Those who are in doubt should put the matter to the test and judge by the results.

In those, who cannot digest these hardened albumens at all, they may act as irritants and upset digestion of other foods as well, causing, it may be, more or less severe dyspepsia, with loss of weight and strength, so that something like actual starvation may result, even on a diet of which the calculated albumens are sufficient. It is in some cases not only useless to swallow hard or desiccated albumens, but it may be actually dangerous to do so.

On the other hand small quantities of such indigestible substances as a few Brazil nuts, three times a day before meals, will sometimes cure chronic constipation which is otherwise almost incurable, and they probably bring about this result by leaving undigested residues which stimulate the intestines and promote peristalsis; figs, prunes, wholemeal or brown bread may be mentioned as having more or less similar effects.

In all cases it is necessary to hit the happy mean between constipation on the one hand, and chronic dyspepsia with starvation on the other; and those who have altered their diet without knowing much about physiology have not always kept these points sufficiently in mind.

Then in those who have previously suffered from intestinal irritation, such as gout of the intestines, appendicitis, etc., such indigestible substances must 2 be specially avoided, or relapse of their troubles may be produced.

Fig. 4 shows the effect of swallowing 1 oz. of brown sugar, which was finished at 8.40 a.m.

Effects of sugar on the excretion of urea and of acid.

Fig. 4. - Effects of sugar on the excretion of urea and of acid.

Here we see a very marked rise of urea, from 13 grains in the hour ending 9.10, to 16 grains in that ending 10.10, followed by a fall down to 11.5 grains in the hour ending 1.10 p.m.

Now this rise of urea cannot be directly due to the sugar, for it contains no nitrogen, but the result is probably due to the rise of acidity which precedes it.

Below the urea curve is shown the excretion of acid in the urine in grains per hour, and from this we see that there was a marked rise in the excretion of acid in the hour ending 9.10, and that it kept at the same level in the two following hours.

Now readers of "Uric Acid" already know that every rise of acidity is accompanied or followed by a rise of urea.
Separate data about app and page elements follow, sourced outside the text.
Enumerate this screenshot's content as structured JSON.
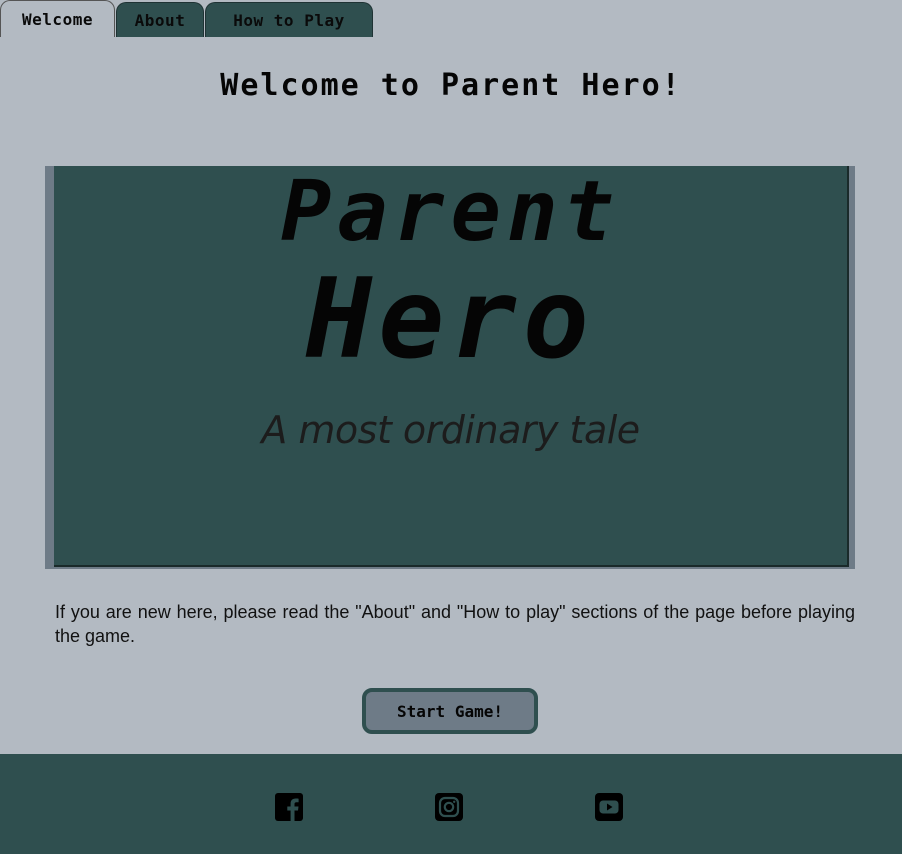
{
  "tabs": [
    {
      "label": "Welcome",
      "active": true
    },
    {
      "label": "About",
      "active": false
    },
    {
      "label": "How to Play",
      "active": false
    }
  ],
  "page_title": "Welcome to Parent Hero!",
  "hero": {
    "line1": "Parent",
    "line2": "Hero",
    "tagline": "A most ordinary tale"
  },
  "intro_text": "If you are new here, please read the \"About\" and \"How to play\" sections of the page before playing the game.",
  "start_button_label": "Start Game!",
  "footer": {
    "social_icons": [
      "facebook-icon",
      "instagram-icon",
      "youtube-icon"
    ]
  },
  "colors": {
    "background": "#b3bac2",
    "dark_slate": "#2f4f4f",
    "slate_gray": "#6e7b87"
  }
}
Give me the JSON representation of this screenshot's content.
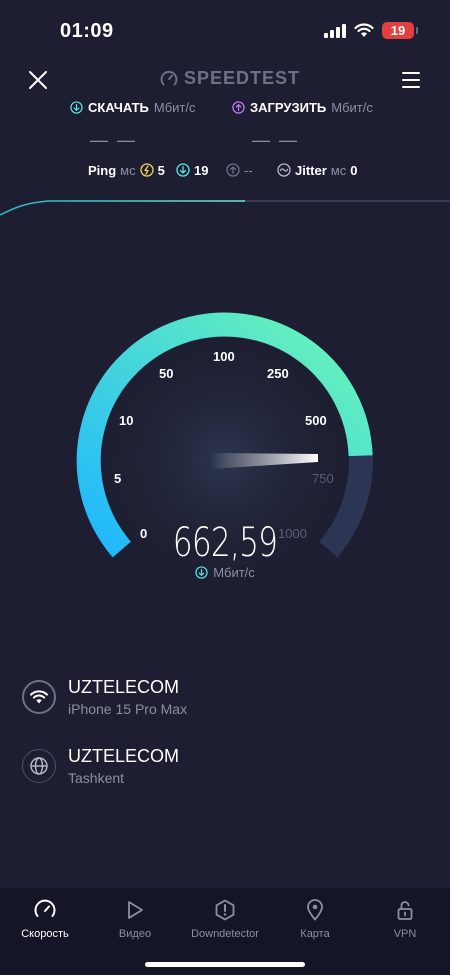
{
  "status": {
    "time": "01:09",
    "battery": "19"
  },
  "header": {
    "logo": "SPEEDTEST"
  },
  "download": {
    "label": "СКАЧАТЬ",
    "unit": "Мбит/с",
    "value": "— —"
  },
  "upload": {
    "label": "ЗАГРУЗИТЬ",
    "unit": "Мбит/с",
    "value": "— —"
  },
  "ping": {
    "label": "Ping",
    "unit": "мс",
    "idle": "5",
    "download": "19",
    "upload": "--",
    "jitter_label": "Jitter",
    "jitter_unit": "мс",
    "jitter": "0"
  },
  "gauge": {
    "ticks": [
      "0",
      "5",
      "10",
      "50",
      "100",
      "250",
      "500",
      "750",
      "1000"
    ],
    "value": "662,59",
    "unit": "Мбит/с",
    "colors": {
      "start": "#1fb6ff",
      "end": "#6cf7b5",
      "track": "#2c3553"
    }
  },
  "connections": [
    {
      "title": "UZTELECOM",
      "subtitle": "iPhone 15 Pro Max",
      "icon": "wifi-icon"
    },
    {
      "title": "UZTELECOM",
      "subtitle": "Tashkent",
      "icon": "globe-icon"
    }
  ],
  "tabs": [
    {
      "label": "Скорость",
      "icon": "gauge-icon",
      "active": true
    },
    {
      "label": "Видео",
      "icon": "play-icon"
    },
    {
      "label": "Downdetector",
      "icon": "alert-icon"
    },
    {
      "label": "Карта",
      "icon": "map-pin-icon"
    },
    {
      "label": "VPN",
      "icon": "lock-icon"
    }
  ]
}
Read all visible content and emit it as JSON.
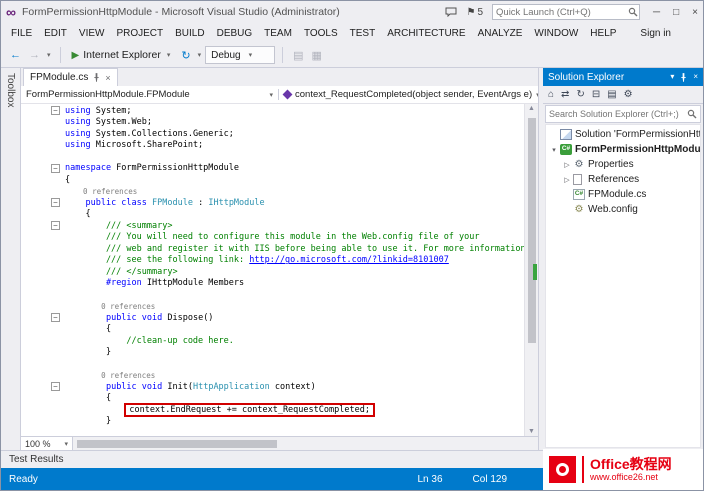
{
  "icons": {
    "vs-logo": "∞",
    "flag": "⚑",
    "minimize": "─",
    "maximize": "□",
    "close": "×",
    "back": "←",
    "forward": "→",
    "caret": "▾",
    "play": "▶",
    "refresh": "↻",
    "tab-close": "×",
    "expander-open": "▾",
    "expander-closed": "▷",
    "scroll-up": "▲",
    "scroll-down": "▼",
    "extra-1": "▤",
    "extra-2": "▦"
  },
  "window": {
    "title": "FormPermissionHttpModule - Microsoft Visual Studio (Administrator)",
    "flag_count": "5",
    "quick_launch_placeholder": "Quick Launch (Ctrl+Q)"
  },
  "menu_bar": {
    "items": [
      "FILE",
      "EDIT",
      "VIEW",
      "PROJECT",
      "BUILD",
      "DEBUG",
      "TEAM",
      "TOOLS",
      "TEST",
      "ARCHITECTURE",
      "ANALYZE",
      "WINDOW",
      "HELP"
    ],
    "sign_in_label": "Sign in"
  },
  "toolbar": {
    "browser_label": "Internet Explorer",
    "config_label": "Debug"
  },
  "toolbox": {
    "label": "Toolbox"
  },
  "editor": {
    "tab_label": "FPModule.cs",
    "breadcrumb_type": "FormPermissionHttpModule.FPModule",
    "breadcrumb_member": "context_RequestCompleted(object sender, EventArgs e)",
    "zoom_level": "100 %",
    "code_lines": [
      {
        "fold": true,
        "seg": [
          [
            "k",
            "using"
          ],
          [
            "p",
            " System;"
          ]
        ]
      },
      {
        "seg": [
          [
            "k",
            "using"
          ],
          [
            "p",
            " System.Web;"
          ]
        ]
      },
      {
        "seg": [
          [
            "k",
            "using"
          ],
          [
            "p",
            " System.Collections.Generic;"
          ]
        ]
      },
      {
        "seg": [
          [
            "k",
            "using"
          ],
          [
            "p",
            " Microsoft.SharePoint;"
          ]
        ]
      },
      {
        "seg": []
      },
      {
        "fold": true,
        "seg": [
          [
            "k",
            "namespace"
          ],
          [
            "p",
            " FormPermissionHttpModule"
          ]
        ]
      },
      {
        "seg": [
          [
            "p",
            "{"
          ]
        ]
      },
      {
        "lens": true,
        "seg": [
          [
            "g",
            "    0 references"
          ]
        ]
      },
      {
        "fold": true,
        "seg": [
          [
            "p",
            "    "
          ],
          [
            "k",
            "public class"
          ],
          [
            "p",
            " "
          ],
          [
            "t",
            "FPModule"
          ],
          [
            "p",
            " : "
          ],
          [
            "t",
            "IHttpModule"
          ]
        ]
      },
      {
        "seg": [
          [
            "p",
            "    {"
          ]
        ]
      },
      {
        "fold": true,
        "seg": [
          [
            "c",
            "        /// <summary>"
          ]
        ]
      },
      {
        "seg": [
          [
            "c",
            "        /// You will need to configure this module in the Web.config file of your"
          ]
        ]
      },
      {
        "seg": [
          [
            "c",
            "        /// web and register it with IIS before being able to use it. For more information"
          ]
        ]
      },
      {
        "seg": [
          [
            "c",
            "        /// see the following link: "
          ],
          [
            "lnk",
            "http://go.microsoft.com/?linkid=8101007"
          ]
        ]
      },
      {
        "seg": [
          [
            "c",
            "        /// </summary>"
          ]
        ]
      },
      {
        "seg": [
          [
            "p",
            "        "
          ],
          [
            "k",
            "#region"
          ],
          [
            "p",
            " IHttpModule Members"
          ]
        ]
      },
      {
        "seg": []
      },
      {
        "lens": true,
        "seg": [
          [
            "g",
            "        0 references"
          ]
        ]
      },
      {
        "fold": true,
        "seg": [
          [
            "p",
            "        "
          ],
          [
            "k",
            "public void"
          ],
          [
            "p",
            " Dispose()"
          ]
        ]
      },
      {
        "seg": [
          [
            "p",
            "        {"
          ]
        ]
      },
      {
        "seg": [
          [
            "c",
            "            //clean-up code here."
          ]
        ]
      },
      {
        "seg": [
          [
            "p",
            "        }"
          ]
        ]
      },
      {
        "seg": []
      },
      {
        "lens": true,
        "seg": [
          [
            "g",
            "        0 references"
          ]
        ]
      },
      {
        "fold": true,
        "seg": [
          [
            "p",
            "        "
          ],
          [
            "k",
            "public void"
          ],
          [
            "p",
            " Init("
          ],
          [
            "t",
            "HttpApplication"
          ],
          [
            "p",
            " context)"
          ]
        ]
      },
      {
        "seg": [
          [
            "p",
            "        {"
          ]
        ]
      },
      {
        "hl": true,
        "pre": "            ",
        "seg": [
          [
            "p",
            "context.EndRequest += context_RequestCompleted;"
          ]
        ]
      },
      {
        "seg": [
          [
            "p",
            "        }"
          ]
        ]
      },
      {
        "seg": []
      }
    ]
  },
  "solution_explorer": {
    "title": "Solution Explorer",
    "search_placeholder": "Search Solution Explorer (Ctrl+;)",
    "toolbar_icons": [
      {
        "name": "home-icon",
        "glyph": "⌂"
      },
      {
        "name": "sync-with-active-document-icon",
        "glyph": "⇄"
      },
      {
        "name": "refresh-icon",
        "glyph": "↻"
      },
      {
        "name": "collapse-all-icon",
        "glyph": "⊟"
      },
      {
        "name": "show-all-files-icon",
        "glyph": "▤"
      },
      {
        "name": "properties-icon",
        "glyph": "⚙"
      }
    ],
    "items": [
      {
        "icon": "solution",
        "label": "Solution 'FormPermissionHttpM",
        "indent": 0,
        "expander": "none"
      },
      {
        "icon": "csproj",
        "label": "FormPermissionHttpModule",
        "indent": 0,
        "expander": "open",
        "bold": true
      },
      {
        "icon": "properties",
        "label": "Properties",
        "indent": 1,
        "expander": "closed"
      },
      {
        "icon": "references",
        "label": "References",
        "indent": 1,
        "expander": "closed"
      },
      {
        "icon": "csfile",
        "label": "FPModule.cs",
        "indent": 1,
        "expander": "none"
      },
      {
        "icon": "config",
        "label": "Web.config",
        "indent": 1,
        "expander": "none"
      }
    ]
  },
  "bottom_panel": {
    "test_results_label": "Test Results"
  },
  "status_bar": {
    "ready": "Ready",
    "line": "Ln 36",
    "column": "Col 129"
  },
  "watermark": {
    "title": "Office教程网",
    "url": "www.office26.net"
  },
  "colors": {
    "accent": "#007acc",
    "highlight_box": "#d10000",
    "keyword": "#0000ff",
    "type": "#2b91af",
    "comment": "#008000",
    "watermark_red": "#e60012"
  }
}
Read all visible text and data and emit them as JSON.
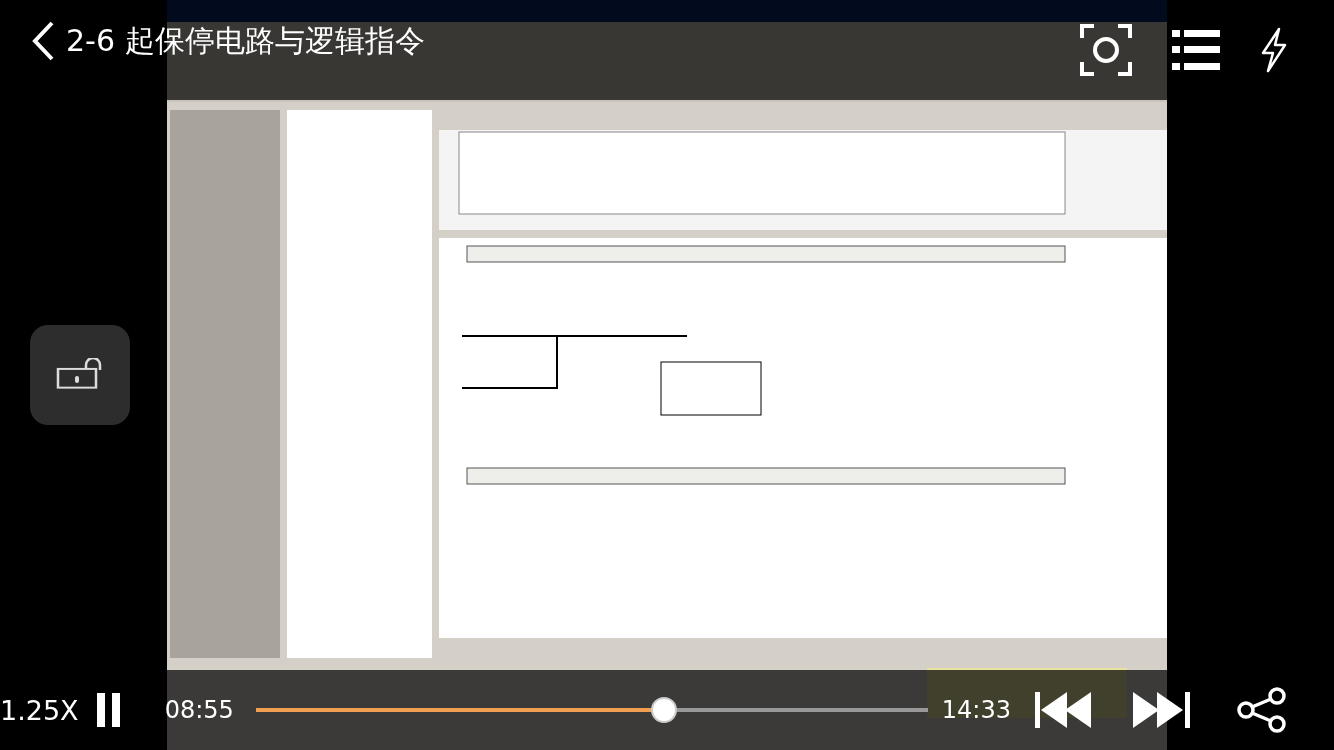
{
  "header": {
    "title": "2-6 起保停电路与逻辑指令"
  },
  "lock": {
    "locked": false
  },
  "controls": {
    "speed": "1.25X",
    "playing": true,
    "elapsed": "08:55",
    "progress": {
      "level": 0.607
    },
    "duration": "14:33"
  }
}
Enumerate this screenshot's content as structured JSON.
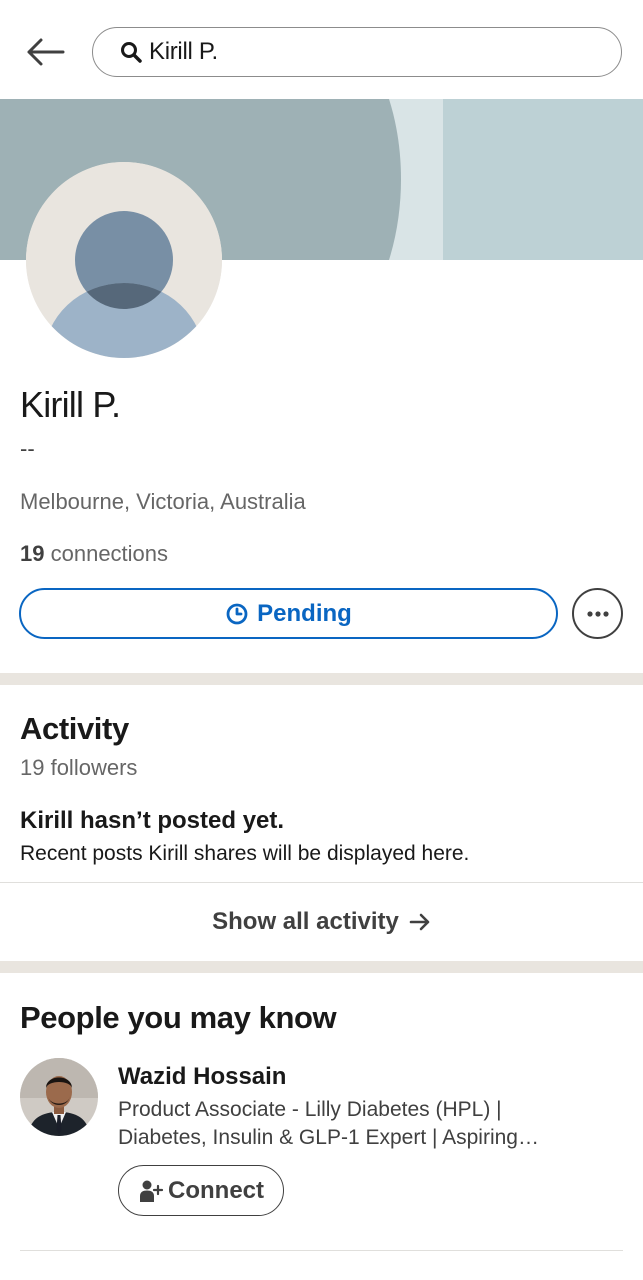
{
  "search": {
    "query": "Kirill P."
  },
  "profile": {
    "name": "Kirill P.",
    "headline": "--",
    "location": "Melbourne, Victoria, Australia",
    "connections_count": "19",
    "connections_label": "connections",
    "pending_label": "Pending"
  },
  "activity": {
    "title": "Activity",
    "followers": "19 followers",
    "empty_title": "Kirill hasn’t posted yet.",
    "empty_subtitle": "Recent posts Kirill shares will be displayed here.",
    "show_all_label": "Show all activity"
  },
  "people": {
    "title": "People you may know",
    "items": [
      {
        "name": "Wazid Hossain",
        "headline": "Product Associate - Lilly Diabetes (HPL) | Diabetes, Insulin & GLP-1 Expert | Aspiring Leader",
        "action_label": "Connect"
      }
    ]
  },
  "colors": {
    "accent": "#0a66c2",
    "divider": "#e9e5df",
    "banner_dark": "#9eb1b5",
    "banner_light": "#d9e4e6",
    "banner_mid": "#bdd1d5"
  }
}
And we gather from works on physiological chemistry that the rise of acidity which sugar produces is due to the effects of lactic and butyric fermentation in the alimentary canal.

This, no doubt, also accounts for the bad name which sugar has had for many years as a producer of gout and rheumatism; though we can now see that sugar merely produced these troubles indirectly by its effects on acidity and the solubility of uric acid, and that, if uric acid supplies are kept low, while the supply of fresh vegetables and fruits is good, sugar can do no harm. In a word, the trouble with sugar has arisen from associating it with animal flesh; while taken with plenty of vegetables and fruits it is harmless. The rise of acidity shown in our figure would do no harm to a frugivore, but in a flesh-eater it might precipitate an arthritis.

And this rise in acidity was probably due to the sugar, as normally the rise in the acidity of the urine does not begin till 10.0 a.m., and when it begins it generally continues to rise slowly all the way to 2.0 or 3.0 p.m. (see "Uric Acid," fig. 3), but this rise, beginning at 9.10 a.m., does not increase in the two following hours.

Effects of an acid on the excretion of urea and of acid.

Fig. 5. - Effects of an acid on the excretion of urea and of acid.

Now fig. 5 shows a similar curve, in which at 9.23 mx. of dilute acetic acid were taken, and this is followed by a break in the downward trend of the urea curve which, however, again falls rapidly to 8.5 grains in the hour ending 12.23.

Below the urea curve is the acidity curve, and this does not at once rise after the acid is taken, but in the hour ending 11.23 there is a decided rise, and this is not due to the normal rise at that hour, because it does not continue to rise in the hour ending 12.23.

I take it, therefore, that the rise at 11.23 was due to the acetic acid, and that the acidity (looking to the rapid fall of urea from 14 to 8.5 grains in about four hours) would have fallen further at 10.23 but for the acid taken, and that this acid affected the blood before its full effect became visible in the urine, and the rise of urea was the effect of the acid on the circulation of the blood. But it may be said, how was it that with a small rise of acid of 1/2 grain in fig. 4, there was a rise of 3 grains in urea, while with a rise of about 1 grain of acid in fig. 5 there was a rise of probably less than 2 grains of urea?

But as already shown in "Uric Acid," pp. 340 and 542, the rise of urea that follows the taking of an acid or a rise of acidity otherwise caused, is not proportional to that rise of acidity, but rather to the condition of the blood and tissues when the acid is taken and the rise of acidity affects them.